- A hospital tour and education session.
- Occupational therapy assessment.
- Fitting for knee immobilizers, which are worn for a while after surgery.
- Fitting for a wheelchair, which is used for a while after surgery.
Plan Ahead for the Return Home
It’s important to plan well in advance for discharge from the hospital to address needs that might arise during—and after—the trip home. We’ll work with you to help make the transition from hospital to home as smooth as possible.
Your child will use a wheelchair for a while after leaving the hospital. We recommend making some arrangements before the surgery to ensure one is available when it's needed. Sometimes, it takes a while to obtain a child-size wheelchair.
If you don’t own a wheelchair, the rhizotomy team can help arrange to rent one from a local medical equipment vendor. Some insurance policies might require you to rent from a vendor closer to home if you don't live in the Twin Cities metropolitan area. Community physical therapists might also be able to recommend resources nearby.
Your child might also need a walker at home. The rhizotomy team can help arrange to obtain one before leaving the hospital.
If your family is flying to the Twin Cities for SDR surgery and a hospital stay—you should buy plane tickets with some flexibility for the return flight date, if possible. We’ll give you an estimated length of stay before you arrive at the hospital, although sometimes this estimate is adjusted after we start working with your child.

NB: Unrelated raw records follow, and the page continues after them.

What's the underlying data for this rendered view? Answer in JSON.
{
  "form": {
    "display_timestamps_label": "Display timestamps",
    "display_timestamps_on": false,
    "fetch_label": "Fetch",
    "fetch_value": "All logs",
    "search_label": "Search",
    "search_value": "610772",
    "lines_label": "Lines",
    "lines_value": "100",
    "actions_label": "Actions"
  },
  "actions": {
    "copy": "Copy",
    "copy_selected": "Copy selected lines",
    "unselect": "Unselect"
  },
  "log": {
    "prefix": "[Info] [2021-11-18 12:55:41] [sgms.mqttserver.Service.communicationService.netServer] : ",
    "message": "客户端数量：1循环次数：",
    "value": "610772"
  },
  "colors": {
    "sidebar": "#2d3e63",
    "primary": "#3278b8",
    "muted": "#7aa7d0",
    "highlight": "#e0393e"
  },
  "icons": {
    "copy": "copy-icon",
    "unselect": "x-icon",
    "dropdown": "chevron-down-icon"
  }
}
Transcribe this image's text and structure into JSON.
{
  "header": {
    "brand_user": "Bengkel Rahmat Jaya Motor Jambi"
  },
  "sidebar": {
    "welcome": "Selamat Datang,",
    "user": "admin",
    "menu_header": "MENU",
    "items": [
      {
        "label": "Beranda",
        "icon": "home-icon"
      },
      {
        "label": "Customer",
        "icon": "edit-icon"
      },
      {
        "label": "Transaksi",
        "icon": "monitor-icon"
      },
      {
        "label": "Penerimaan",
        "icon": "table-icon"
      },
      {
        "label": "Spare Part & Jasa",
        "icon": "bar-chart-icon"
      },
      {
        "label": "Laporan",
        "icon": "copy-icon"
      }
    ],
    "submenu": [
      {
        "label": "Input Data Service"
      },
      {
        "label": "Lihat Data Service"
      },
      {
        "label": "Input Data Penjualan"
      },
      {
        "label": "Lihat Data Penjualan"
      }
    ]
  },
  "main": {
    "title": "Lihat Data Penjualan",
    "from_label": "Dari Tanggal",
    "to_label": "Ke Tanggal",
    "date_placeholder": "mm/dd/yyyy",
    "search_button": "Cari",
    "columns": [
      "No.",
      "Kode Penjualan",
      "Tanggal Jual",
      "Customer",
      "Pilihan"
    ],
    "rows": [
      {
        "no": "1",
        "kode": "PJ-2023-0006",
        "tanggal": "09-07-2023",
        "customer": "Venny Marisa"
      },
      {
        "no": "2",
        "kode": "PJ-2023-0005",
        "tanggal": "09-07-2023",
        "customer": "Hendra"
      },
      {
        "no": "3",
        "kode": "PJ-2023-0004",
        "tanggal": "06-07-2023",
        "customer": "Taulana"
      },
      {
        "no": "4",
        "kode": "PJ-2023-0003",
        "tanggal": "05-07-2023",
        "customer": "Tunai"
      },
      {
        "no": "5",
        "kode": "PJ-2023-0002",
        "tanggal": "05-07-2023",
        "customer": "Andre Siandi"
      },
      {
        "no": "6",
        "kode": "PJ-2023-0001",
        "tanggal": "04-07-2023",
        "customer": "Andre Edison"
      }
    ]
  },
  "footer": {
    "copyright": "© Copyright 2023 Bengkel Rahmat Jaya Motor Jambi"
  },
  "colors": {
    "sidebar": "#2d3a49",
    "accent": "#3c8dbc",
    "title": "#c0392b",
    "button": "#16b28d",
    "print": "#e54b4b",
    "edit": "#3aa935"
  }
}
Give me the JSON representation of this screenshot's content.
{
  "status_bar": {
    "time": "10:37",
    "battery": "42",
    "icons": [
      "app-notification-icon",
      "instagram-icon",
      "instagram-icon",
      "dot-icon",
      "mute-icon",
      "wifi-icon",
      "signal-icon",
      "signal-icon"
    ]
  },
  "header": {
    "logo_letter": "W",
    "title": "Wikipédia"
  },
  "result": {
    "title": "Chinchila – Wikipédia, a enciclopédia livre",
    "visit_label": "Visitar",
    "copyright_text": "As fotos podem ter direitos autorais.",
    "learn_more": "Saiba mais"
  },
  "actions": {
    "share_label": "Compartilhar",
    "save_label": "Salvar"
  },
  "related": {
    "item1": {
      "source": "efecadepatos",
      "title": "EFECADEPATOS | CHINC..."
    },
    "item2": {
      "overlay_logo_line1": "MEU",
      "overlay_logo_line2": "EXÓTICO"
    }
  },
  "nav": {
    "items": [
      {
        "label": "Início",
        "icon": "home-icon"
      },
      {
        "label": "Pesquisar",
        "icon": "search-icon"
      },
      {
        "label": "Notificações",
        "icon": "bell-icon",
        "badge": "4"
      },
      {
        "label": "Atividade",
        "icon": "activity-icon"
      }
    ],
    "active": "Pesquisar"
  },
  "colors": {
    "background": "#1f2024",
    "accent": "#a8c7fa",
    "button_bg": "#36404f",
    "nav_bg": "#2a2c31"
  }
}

After leaving the hospital, your child will need physical therapy close to home. Appointments will be five days a week at first, then less frequent as progress continues in the months that follow. You’re encouraged to explore options for physical therapy services in your local community before surgery. Check with your health insurance provider to make sure services at specific locations are covered under your plan.